While such asymmetries may serve BlackRock’s own business interests in China, they harm the business interests of American companies like Chevron. In Q1 2022 Berkshire Hathaway became the second largest shareholder of your firm. Unlike your largest ESG-promoting shareholders, Berkshire Hathaway invests capital from its own balance sheet and does not suffer these conflicts of interest.
Ironically, Berkshire Hathaway itself was itself the subject of ESG-linked pressure applied by BlackRock in 2021 attempting to overhaul how the company accounts for climate risks. Warren Buffett, the Chairman and CEO of Berkshire Hathaway, publicly dismissed BlackRock’s demands as “asinine” and continued to manage his company without regard to their pressure. “The company’s business units operate in a decentralized fashion, and the parent is only concerned with their financial performance,” Mr. Buffett reportedly said at the time. The next time you receive non-binding mandates from “shareholders” that you believe do not advance Chevron’s best interests, we respectfully suggest you do the same.

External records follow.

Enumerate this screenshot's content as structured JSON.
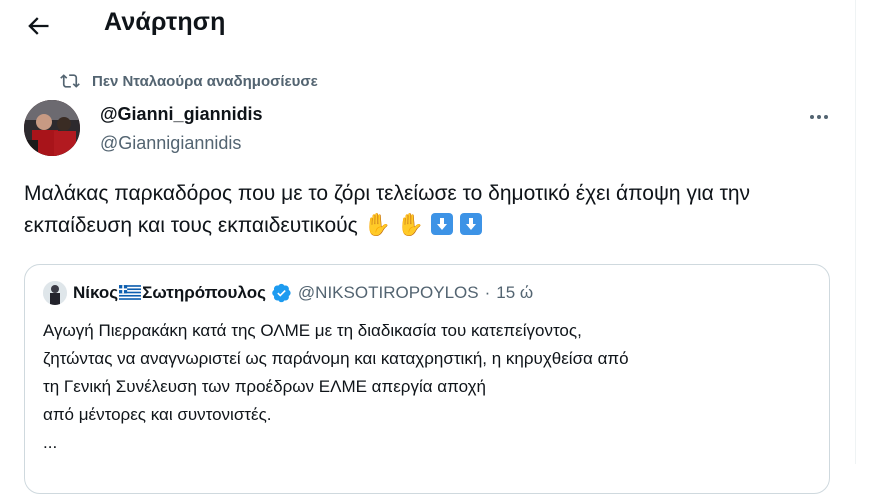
{
  "header": {
    "title": "Ανάρτηση"
  },
  "repost": {
    "label": "Πεν Νταλαούρα αναδημοσίευσε"
  },
  "post": {
    "display_name": "@Gianni_giannidis",
    "handle": "@Giannigiannidis",
    "text": "Μαλάκας παρκαδόρος που με το ζόρι τελείωσε το δημοτικό έχει άποψη για την εκπαίδευση και τους εκπαιδευτικούς",
    "emojis": [
      "✋",
      "✋",
      "⬇",
      "⬇"
    ]
  },
  "quote": {
    "name_part1": "Νίκος",
    "name_part2": "Σωτηρόπουλος",
    "handle": "@NIKSOTIROPOYLOS",
    "separator": "·",
    "time": "15 ώ",
    "text_lines": [
      "Αγωγή Πιερρακάκη κατά της ΟΛΜΕ με τη διαδικασία του κατεπείγοντος,",
      "ζητώντας να αναγνωριστεί ως παράνομη και καταχρηστική, η κηρυχθείσα από",
      "τη Γενική Συνέλευση των προέδρων ΕΛΜΕ απεργία αποχή",
      "από μέντορες και συντονιστές.",
      "..."
    ]
  },
  "icons": {
    "back": "arrow-left-icon",
    "repost": "repost-icon",
    "more": "more-horizontal-icon",
    "verified": "verified-badge-icon",
    "flag": "greek-flag-icon"
  },
  "colors": {
    "text": "#0f1419",
    "secondary": "#536471",
    "border": "#cfd9de",
    "verified": "#1d9bf0",
    "emoji_down": "#3d93e6"
  }
}
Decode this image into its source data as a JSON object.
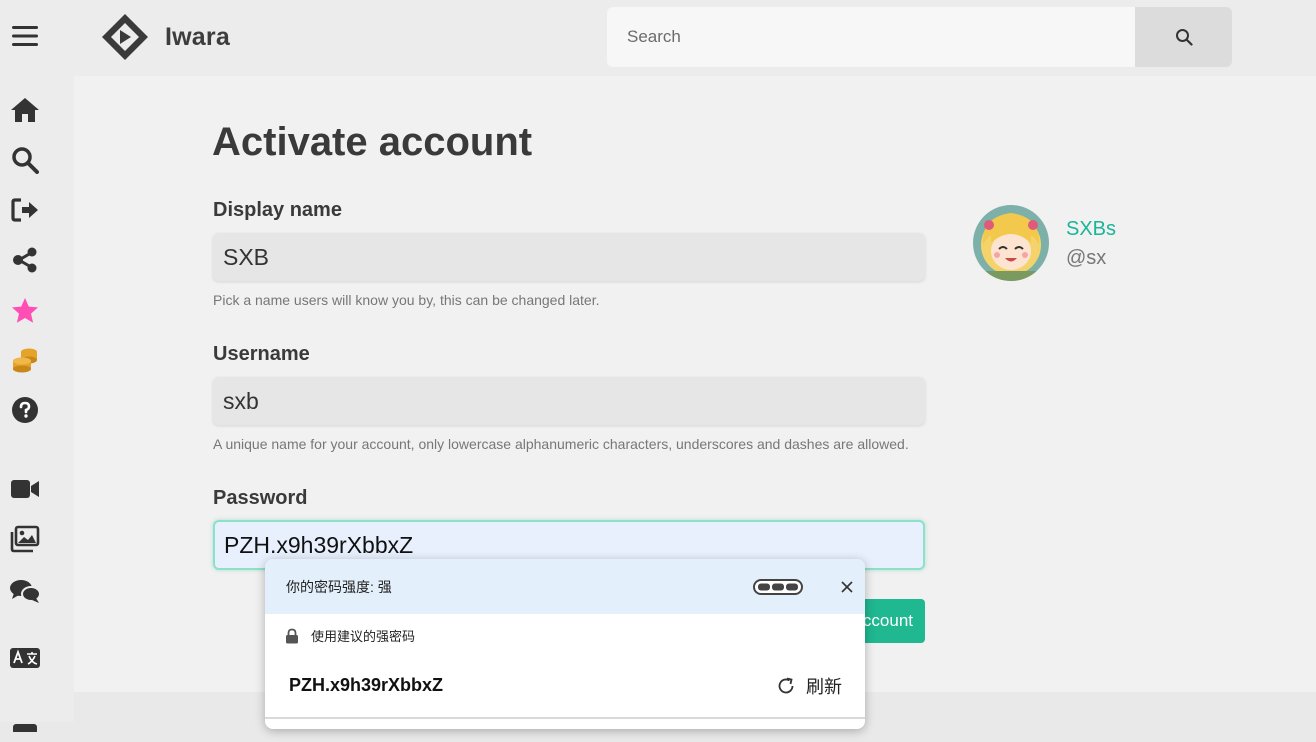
{
  "header": {
    "brand": "Iwara",
    "search_placeholder": "Search"
  },
  "sidebar": {
    "icons": [
      "menu-icon",
      "home-icon",
      "search-icon",
      "sign-in-icon",
      "share-icon",
      "star-icon",
      "coins-icon",
      "help-icon",
      "video-icon",
      "images-icon",
      "chat-icon",
      "language-icon"
    ],
    "accent_colors": {
      "star": "#ff4fb5",
      "coins": "#e5a32a"
    }
  },
  "form": {
    "title": "Activate account",
    "display_name": {
      "label": "Display name",
      "value": "SXB",
      "help": "Pick a name users will know you by, this can be changed later."
    },
    "username": {
      "label": "Username",
      "value": "sxb",
      "help": "A unique name for your account, only lowercase alphanumeric characters, underscores and dashes are allowed."
    },
    "password": {
      "label": "Password",
      "value": "PZH.x9h39rXbbxZ"
    },
    "submit_label": "ccount"
  },
  "profile": {
    "display_name": "SXBs",
    "handle": "@sx"
  },
  "password_popup": {
    "strength_text": "你的密码强度: 强",
    "suggest_text": "使用建议的强密码",
    "suggested_password": "PZH.x9h39rXbbxZ",
    "refresh_label": "刷新"
  },
  "colors": {
    "accent": "#1fb891",
    "profile_name": "#1ab597"
  }
}
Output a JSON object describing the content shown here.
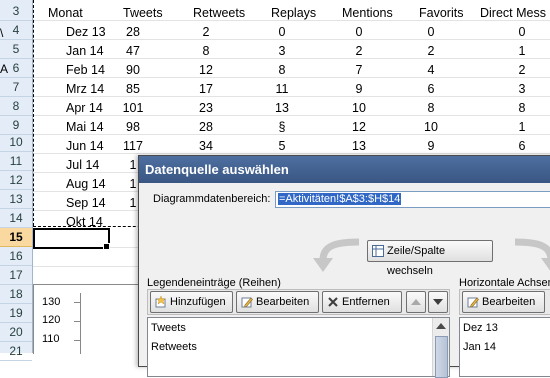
{
  "row_numbers": [
    "3",
    "4",
    "5",
    "6",
    "7",
    "8",
    "9",
    "10",
    "11",
    "12",
    "13",
    "14",
    "15",
    "16",
    "17",
    "18",
    "19",
    "20",
    "21"
  ],
  "selected_row": "15",
  "left_glyphs": [
    "\\",
    "A"
  ],
  "table": {
    "headers": [
      "Monat",
      "Tweets",
      "Retweets",
      "Replays",
      "Mentions",
      "Favorits",
      "Direct Mess"
    ],
    "rows": [
      [
        "Dez 13",
        "28",
        "2",
        "0",
        "0",
        "0",
        "0"
      ],
      [
        "Jan 14",
        "47",
        "8",
        "3",
        "2",
        "2",
        "1"
      ],
      [
        "Feb 14",
        "90",
        "12",
        "8",
        "7",
        "4",
        "2"
      ],
      [
        "Mrz 14",
        "85",
        "17",
        "11",
        "9",
        "6",
        "3"
      ],
      [
        "Apr 14",
        "101",
        "23",
        "13",
        "10",
        "8",
        "8"
      ],
      [
        "Mai 14",
        "98",
        "28",
        "§",
        "12",
        "10",
        "1"
      ],
      [
        "Jun 14",
        "117",
        "34",
        "5",
        "13",
        "9",
        "6"
      ],
      [
        "Jul 14",
        "1",
        "",
        "",
        "",
        "",
        ""
      ],
      [
        "Aug 14",
        "1",
        "",
        "",
        "",
        "",
        ""
      ],
      [
        "Sep 14",
        "1",
        "",
        "",
        "",
        "",
        ""
      ],
      [
        "Okt 14",
        "",
        "",
        "",
        "",
        "",
        ""
      ]
    ]
  },
  "chart": {
    "y_ticks": [
      "130",
      "120",
      "110"
    ]
  },
  "dialog": {
    "title": "Datenquelle auswählen",
    "range_label": "Diagrammdatenbereich:",
    "range_value": "=Aktivitäten!$A$3:$H$14",
    "switch_button": "Zeile/Spalte wechseln",
    "legend_label": "Legendeneinträge (Reihen)",
    "horizontal_label": "Horizontale Achsenb",
    "add_button": "Hinzufügen",
    "edit_button": "Bearbeiten",
    "remove_button": "Entfernen",
    "edit_button_right": "Bearbeiten",
    "series": [
      "Tweets",
      "Retweets"
    ],
    "categories": [
      "Dez 13",
      "Jan 14"
    ]
  },
  "colors": {
    "titlebar": "#3a5683",
    "selection": "#3168c6",
    "row_header": "#e4ecf7",
    "selected_row_header": "#f9d99f"
  }
}
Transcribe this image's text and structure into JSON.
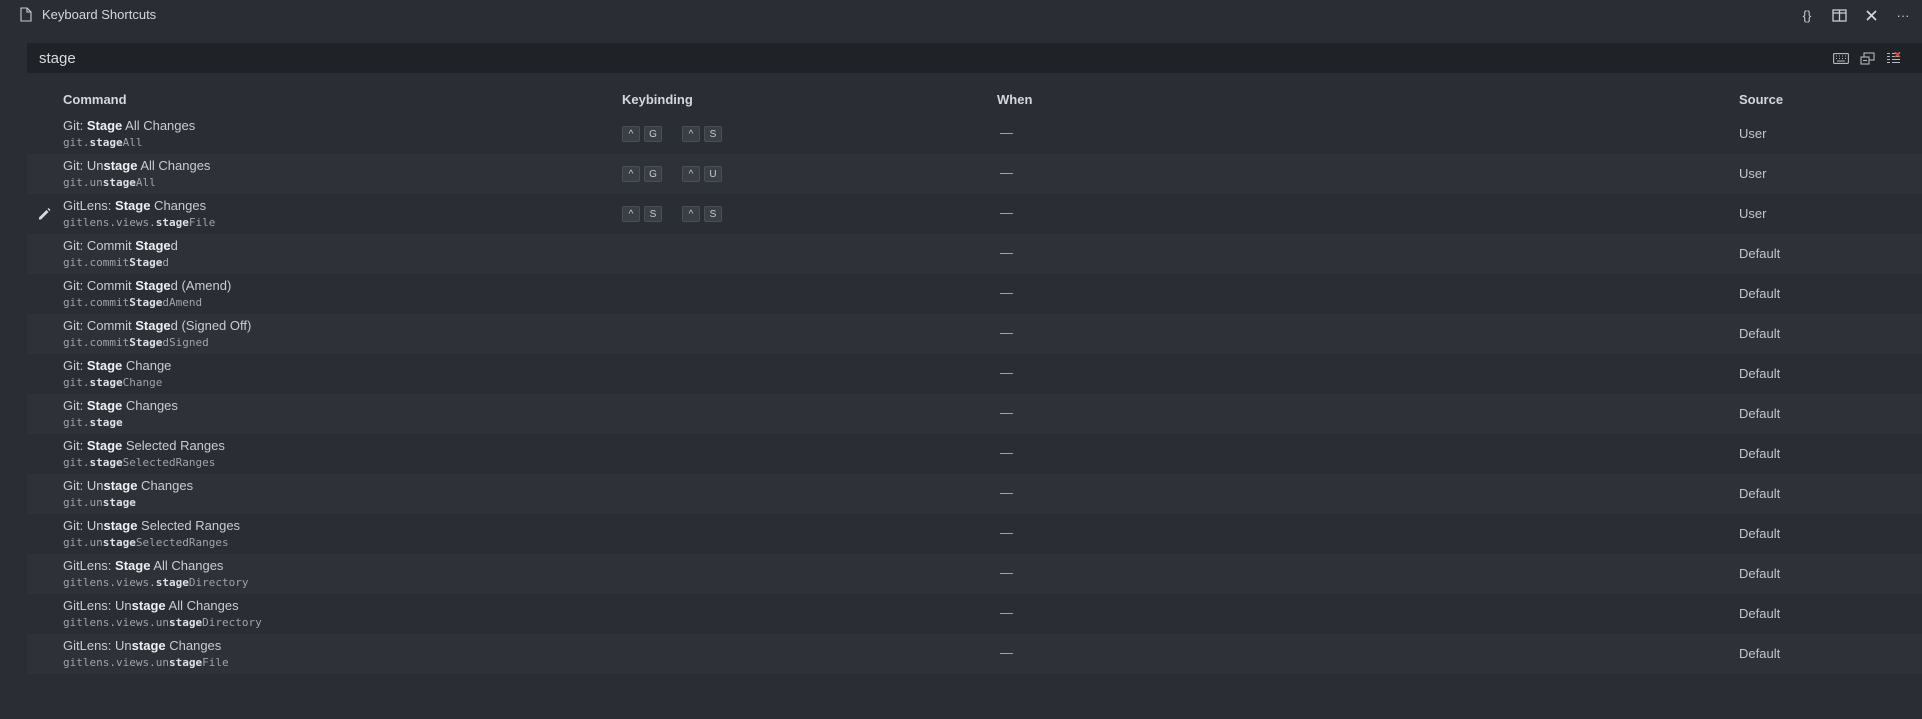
{
  "tab": {
    "title": "Keyboard Shortcuts",
    "icon": "file-icon"
  },
  "actions": [
    {
      "name": "open-json-button",
      "label": "{}"
    },
    {
      "name": "split-editor-button",
      "icon": "split-editor-icon"
    },
    {
      "name": "close-button",
      "icon": "close-icon"
    },
    {
      "name": "more-actions-button",
      "label": "···"
    }
  ],
  "search": {
    "value": "stage",
    "placeholder": ""
  },
  "columns": {
    "command": "Command",
    "keybinding": "Keybinding",
    "when": "When",
    "source": "Source"
  },
  "rows": [
    {
      "title_pre": "Git: ",
      "title_match": "Stage",
      "title_post": " All Changes",
      "id_pre": "git.",
      "id_match": "stage",
      "id_post": "All",
      "keys": [
        "^",
        "G",
        "^",
        "S"
      ],
      "when": "—",
      "source": "User"
    },
    {
      "title_pre": "Git: Un",
      "title_match": "stage",
      "title_post": " All Changes",
      "id_pre": "git.un",
      "id_match": "stage",
      "id_post": "All",
      "keys": [
        "^",
        "G",
        "^",
        "U"
      ],
      "when": "—",
      "source": "User"
    },
    {
      "title_pre": "GitLens: ",
      "title_match": "Stage",
      "title_post": " Changes",
      "id_pre": "gitlens.views.",
      "id_match": "stage",
      "id_post": "File",
      "keys": [
        "^",
        "S",
        "^",
        "S"
      ],
      "when": "—",
      "source": "User"
    },
    {
      "title_pre": "Git: Commit ",
      "title_match": "Stage",
      "title_post": "d",
      "id_pre": "git.commit",
      "id_match": "Stage",
      "id_post": "d",
      "keys": [],
      "when": "—",
      "source": "Default"
    },
    {
      "title_pre": "Git: Commit ",
      "title_match": "Stage",
      "title_post": "d (Amend)",
      "id_pre": "git.commit",
      "id_match": "Stage",
      "id_post": "dAmend",
      "keys": [],
      "when": "—",
      "source": "Default"
    },
    {
      "title_pre": "Git: Commit ",
      "title_match": "Stage",
      "title_post": "d (Signed Off)",
      "id_pre": "git.commit",
      "id_match": "Stage",
      "id_post": "dSigned",
      "keys": [],
      "when": "—",
      "source": "Default"
    },
    {
      "title_pre": "Git: ",
      "title_match": "Stage",
      "title_post": " Change",
      "id_pre": "git.",
      "id_match": "stage",
      "id_post": "Change",
      "keys": [],
      "when": "—",
      "source": "Default"
    },
    {
      "title_pre": "Git: ",
      "title_match": "Stage",
      "title_post": " Changes",
      "id_pre": "git.",
      "id_match": "stage",
      "id_post": "",
      "keys": [],
      "when": "—",
      "source": "Default"
    },
    {
      "title_pre": "Git: ",
      "title_match": "Stage",
      "title_post": " Selected Ranges",
      "id_pre": "git.",
      "id_match": "stage",
      "id_post": "SelectedRanges",
      "keys": [],
      "when": "—",
      "source": "Default"
    },
    {
      "title_pre": "Git: Un",
      "title_match": "stage",
      "title_post": " Changes",
      "id_pre": "git.un",
      "id_match": "stage",
      "id_post": "",
      "keys": [],
      "when": "—",
      "source": "Default"
    },
    {
      "title_pre": "Git: Un",
      "title_match": "stage",
      "title_post": " Selected Ranges",
      "id_pre": "git.un",
      "id_match": "stage",
      "id_post": "SelectedRanges",
      "keys": [],
      "when": "—",
      "source": "Default"
    },
    {
      "title_pre": "GitLens: ",
      "title_match": "Stage",
      "title_post": " All Changes",
      "id_pre": "gitlens.views.",
      "id_match": "stage",
      "id_post": "Directory",
      "keys": [],
      "when": "—",
      "source": "Default"
    },
    {
      "title_pre": "GitLens: Un",
      "title_match": "stage",
      "title_post": " All Changes",
      "id_pre": "gitlens.views.un",
      "id_match": "stage",
      "id_post": "Directory",
      "keys": [],
      "when": "—",
      "source": "Default"
    },
    {
      "title_pre": "GitLens: Un",
      "title_match": "stage",
      "title_post": " Changes",
      "id_pre": "gitlens.views.un",
      "id_match": "stage",
      "id_post": "File",
      "keys": [],
      "when": "—",
      "source": "Default"
    }
  ],
  "edit_row_index": 2,
  "colors": {
    "background": "#2a2d33",
    "row_alt": "#2e3137",
    "search_bg": "#1f2227"
  }
}
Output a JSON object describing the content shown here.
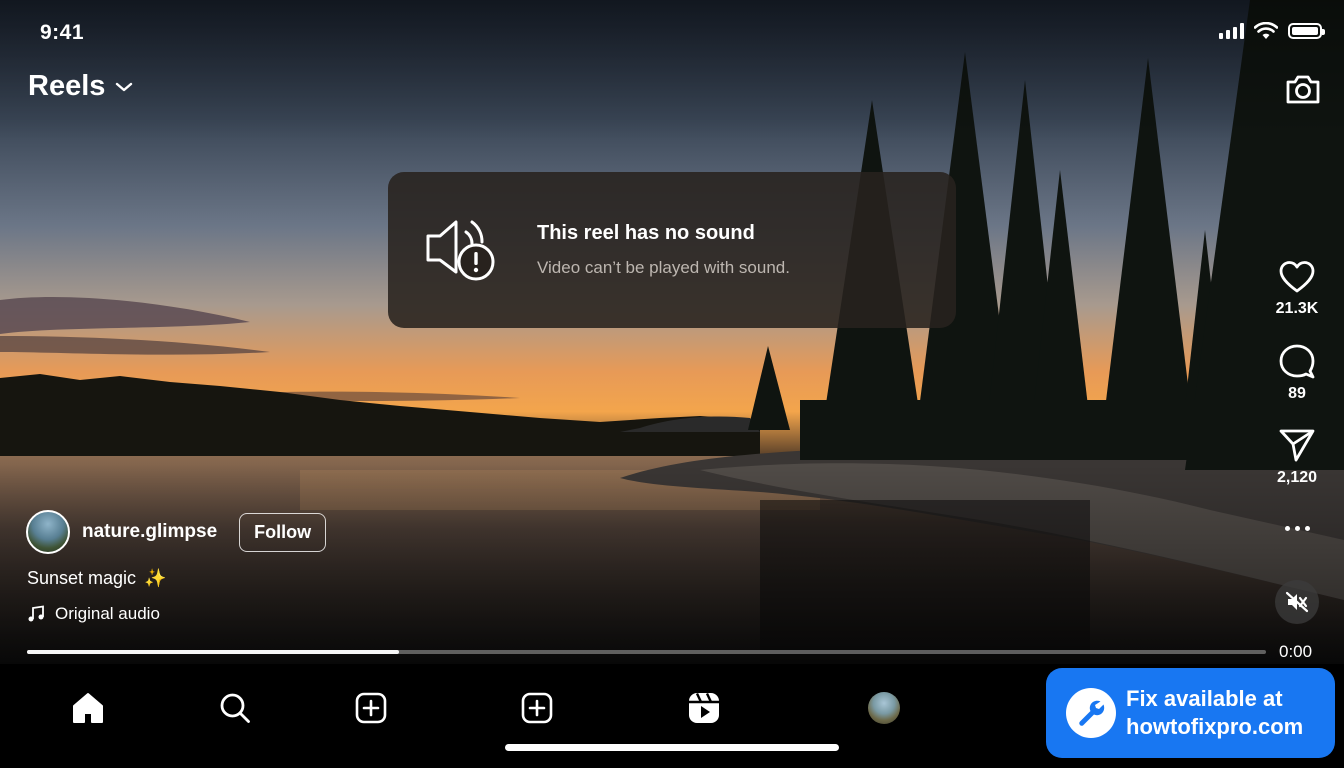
{
  "status_bar": {
    "time": "9:41"
  },
  "header": {
    "title": "Reels",
    "dropdown_icon": "chevron-down-icon",
    "camera_icon": "camera-icon"
  },
  "toast": {
    "icon": "speaker-alert-icon",
    "title": "This reel has no sound",
    "subtitle": "Video can’t be played with sound."
  },
  "actions": {
    "likes": "21.3K",
    "comments": "89",
    "shares": "2,120"
  },
  "post": {
    "username": "nature.glimpse",
    "follow_label": "Follow",
    "caption": "Sunset magic",
    "caption_emoji": "✨",
    "audio": "Original audio"
  },
  "player": {
    "time": "0:00",
    "progress": 0.3
  },
  "nav": {
    "items": [
      "home-icon",
      "search-icon",
      "create-icon",
      "create-icon",
      "reels-icon",
      "profile-avatar"
    ]
  },
  "promo": {
    "line1": "Fix available at",
    "line2": "howtofixpro.com"
  },
  "colors": {
    "accent": "#1877f2",
    "toast_bg": "#28221e"
  }
}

Our goal in writing this letter is to liberate you from constraints imposed on Chevron by its ESG- promoting “shareholders.” Speaking on behalf of our clients, we respectfully urge the company to:
We look forward to engaging with your management and board of directors ahead of next spring’s proxy voting season.
With best regards, Vivek Ramaswamy (Executive Chairman, Strive Asset Management)
1 Over the 55 year history of the BP data, fossil fuels as a percent of total energy consumption has only declined 12% (from 94% to 82%). Source: The BP 2022 Statistical Review of Energy.
2 These figures are from Evercore ISI Research.
3 Perhaps Chevron believes that its lower carbon-intensity production could outcompete higher carbon-intensity production in foreign jurisdictions, and thus a carbon tax may help Chevron gain additional market share by advocating for a policy that is net-harmful to its industry as a whole. This is an interesting argument, but we have no basis to know whether or not this was Chevron’s basis for its decision.
4 See Alex Epstein. For every million people on earth, annual deaths from climate-related causes (extreme temperature, drought, flood, storms, wildfires) declined 98%–from an average of 247 per year during the 1920s to 2.5 in per year during the 2010s. Data on disaster deaths come from EM-DAT, CRED/UCLouvain, Brussels, Belgium – www.emdat.be (D. Guha-Sapir). Population estimates for the 1920s from the Maddison Database 2010 come from the Groningen Growth and Development Centre, Faculty of Economics and Business at University of Groningen. For years not shown population is assumed to have grown at a steady rate.Population estimates for the 2010s come from World Bank Data.